The main problem is not that it’s not very well written (after all he’s a bass player not a writer) but it’s not very interesting either. Marshall never goes deep into details and doesn’t seem very interested by the music (you’ll find more info about his incomes as a real estate agent than about the recording of Shake Rattle & Roll).
And when he gives some details you doubt about them. For example he says that they never played Rock Around The Clock before the recording session except for one rehearsal the day before though many books say they used to play it on stage and had a great success with it. This minor things aside, the main thing you remember when you finish this book is a deep feeling of bitterness. Maybe Bill Haley wasn’t the best boss on earth, I don’t know I wasn’t here (but Marshall was! you’ll object), but it seems that in every chapter you read Marshall saying “Bill never gave me credit for Crazy Man Crazy”, “Bill never paid us this”, “Bill was jealous of my talent”, “Capitol never promoted the Jodimars”, “I was never credited for writing Clarabella so I never saw a cent for the Beatles cover” and so on.
It’s not very expensive so you can try it but don’t expect to learn anything on the musical side.
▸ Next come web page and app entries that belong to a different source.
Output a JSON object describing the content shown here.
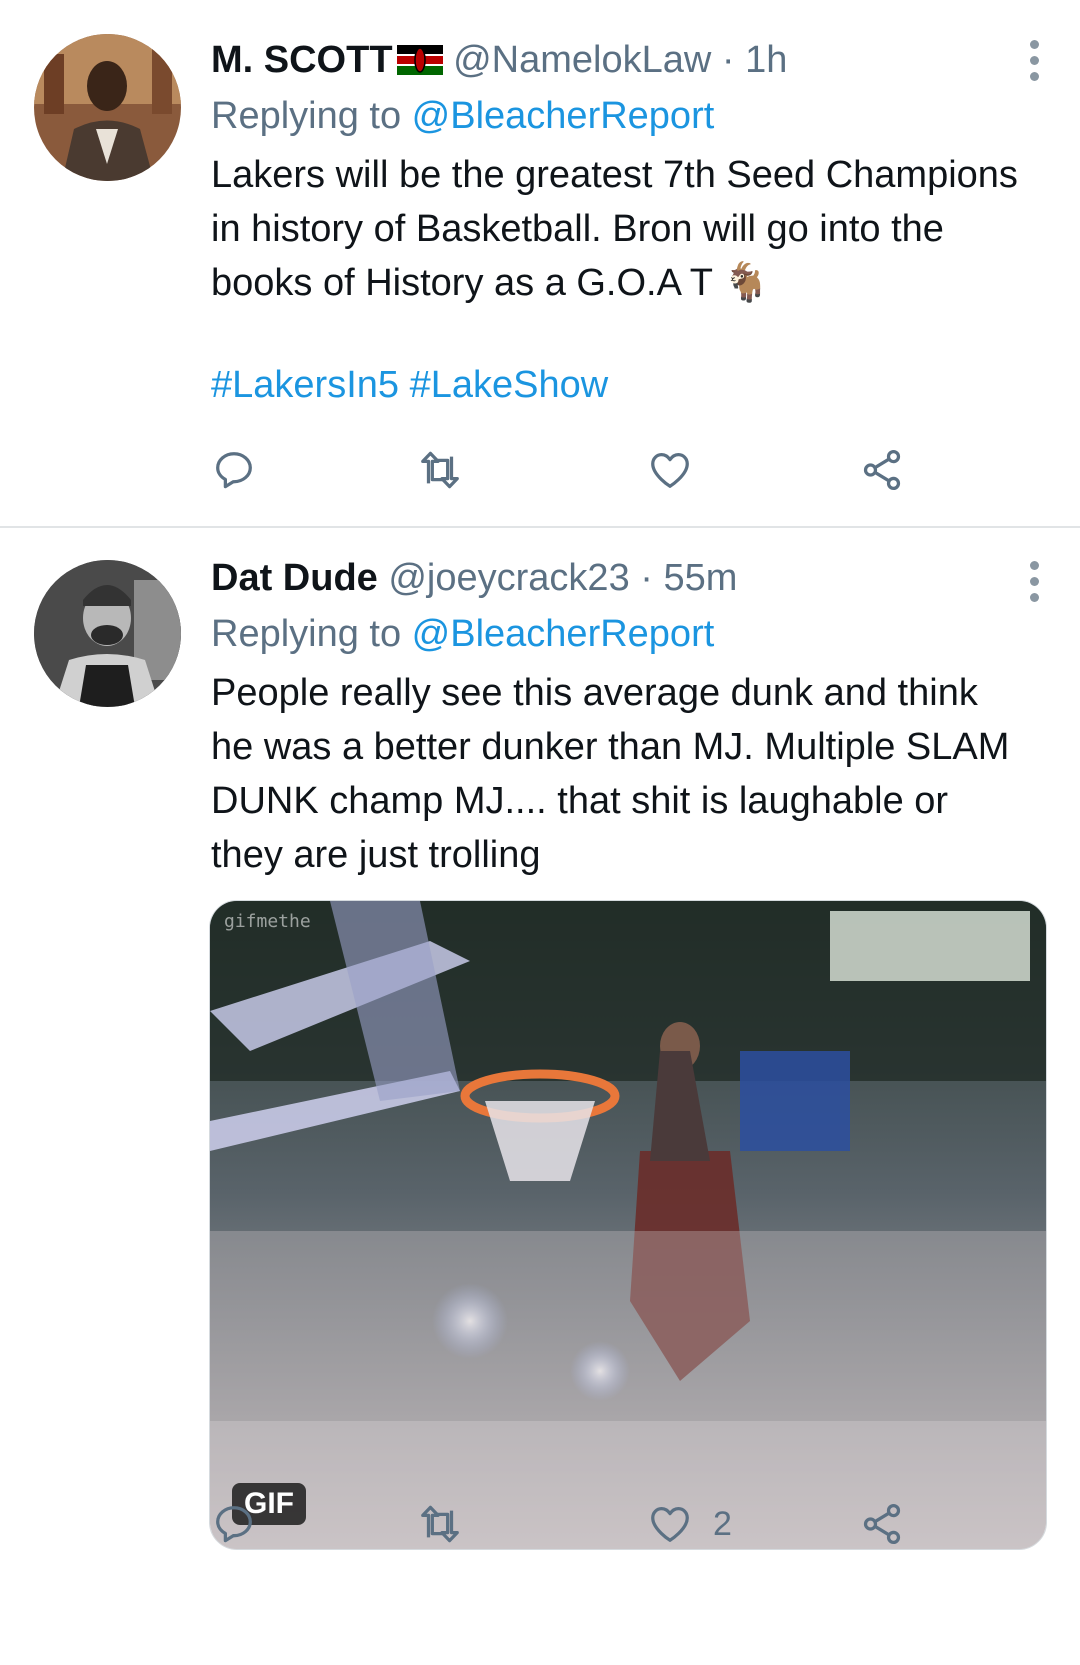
{
  "tweets": [
    {
      "display_name": "M. SCOTT",
      "flag_icon": "kenya-flag-icon",
      "handle": "@NamelokLaw",
      "separator": " · ",
      "time": "1h",
      "replying_prefix": "Replying to ",
      "replying_to": "@BleacherReport",
      "text": "Lakers will be the greatest 7th Seed Champions in history of Basketball. Bron will go into the books of History as a G.O.A T 🐐",
      "hashtags": "#LakersIn5 #LakeShow",
      "actions": {
        "reply_count": "",
        "retweet_count": "",
        "like_count": ""
      }
    },
    {
      "display_name": "Dat Dude",
      "handle": "@joeycrack23",
      "separator": " · ",
      "time": "55m",
      "replying_prefix": "Replying to ",
      "replying_to": "@BleacherReport",
      "text": "People really see this average dunk and think he was a better dunker than MJ. Multiple SLAM DUNK champ MJ.... that shit is laughable or they are just trolling",
      "media": {
        "badge": "GIF",
        "watermark": "gifmethe"
      },
      "actions": {
        "reply_count": "",
        "retweet_count": "",
        "like_count": "2"
      }
    }
  ],
  "colors": {
    "link": "#1b95e0",
    "secondary_text": "#5b7083",
    "primary_text": "#0f1419",
    "divider": "#e1e4e6"
  }
}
Sweat, the story of the Fleshtones
Sweat, the story of the Fleshtones

Sweat the story of the Fleshtones – Joe Bonomo

How can’t you love the Fleshtones? For three decades, no matter of the bad luck they could have encountered, they never failed to deliver your dose of “super-rock”. The other band with the same integrity that comes in mind is The Cramps. But in a cruel twist of fate, the Fleshtones reputation has never been further than a bunch of devoted fans who recognize themselves with such enigmatic words as “Speed Connection”, “Roman God”, “Hexbreaker” and so on. This is their story that Joe Bonomo relates in his book “Sweat” rightly subtitled “30 years – 2000 shows – 1000 Blue Whales – no hits – no sleep”. Bonomo made countless interviews with band members and relatives to explore every single detail. Many anecdotes are revealed. Bonomo sure is a fan of the band (you have to if you write a 400 pages book about such a band) but he’s objective though and he’s never compliant.
The Fleshtones have released numerous good albums all through the years but the place where they shine is definitely on stage, and the same way it’s hard to capture them on wax (or tape, or whatever…) you could wonder how a book could transcript the “bigger than life” characters of the band. But Bonomo’s style is lively and you’re with them looking for a record label, in the studio or in a van heading for the next gig. When rock critics think that The Strokes are the last hope of rock’n’roll and records labels build from nothing pre-made stars the Fleshtones are precious. And if you consider them as the ultimate rock’n’roll band “Sweat” could possibly be the ultimate rock’n’roll book.
Fred “Virgil” Turgis